“We were told that the Submarine Service was protected from cuts but now medics have fallen into the bracket which is absurd,” one submariner told The Daily Telegraph. “Submarine medics are sought after but we a losing almost a quarter of our quota of available medics.”.
“It is understood that between 15 and 25 out of 100 deployable medics have been sacked. The medics receive two years intensive training, including NHS placements, and train intensively on dealing with radiological illness and exposure. On special missions a doctor will join them on board.”
If true this indicates how safety is again being trumped by the urgent need to find cost savings. I also suspect that no assessment of the impact of these cuts on safety has been carried out, as required by para 45 of Chapter 3 of JSP 815 “Management of Organisational Change”. The MOD failed duty to respond to a FOI request on this issue dating back to July, despite a legal duty to do so within 20 working days.
Below is an extract from a course prospectus that gives a good indication of Medical Assistants (Submariners) and the their radiation protection duties.
- I.A.W City and Guilds Radiation Safety Practice Scheme Handbook 7410
- Biological Aspects of Ionising Radiation
- Radiation Protection
- Radiation Detection and Measurement
- Structure of Matter and Radioactivity
- Storage and Transport of radioactive material
- Accidents and Incidents.
- Industrial uses of radioactive material
- Regulation and Guidance
- Environmental Control
This Guardian report on the 2010 DNESB annual report gives an indication of how the MOD is using the cuts in the number posts as a means of reducing the number of vacant SQEP posts which gives the appearance of an improvement in the situation.
SQEP staffing has been raised as a significant risk for a number of years in both the DESB and DNESB annual reports. See para 16 of the 2010 DNESB report.
So the statement “A Royal Navy spokesman said: "There will be no shortage of medical personnel on our submarines. Redundancies are only being made in surplus areas." This seems very strange when set against the 2010 DESB and DNESB reports leaving open the question as to what is the true position!!

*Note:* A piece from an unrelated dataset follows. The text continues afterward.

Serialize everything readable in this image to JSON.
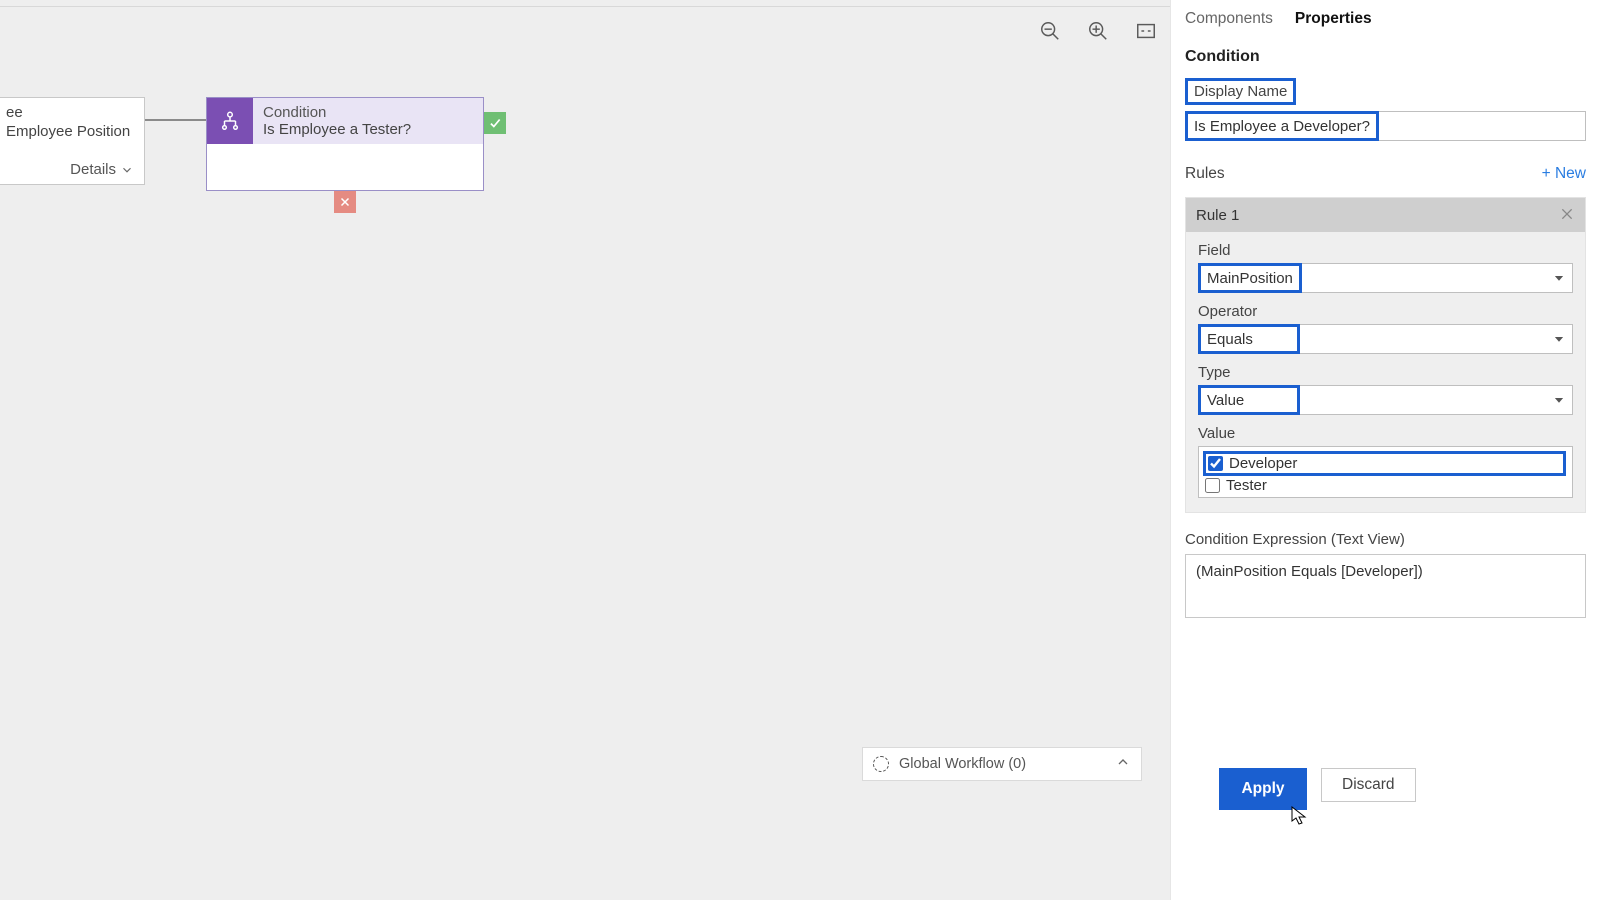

The cuts also demonstrate how little notice Ministers take of reports from the MODs main nuclear and safety committees and the Defence Nuclear Safety Regulator.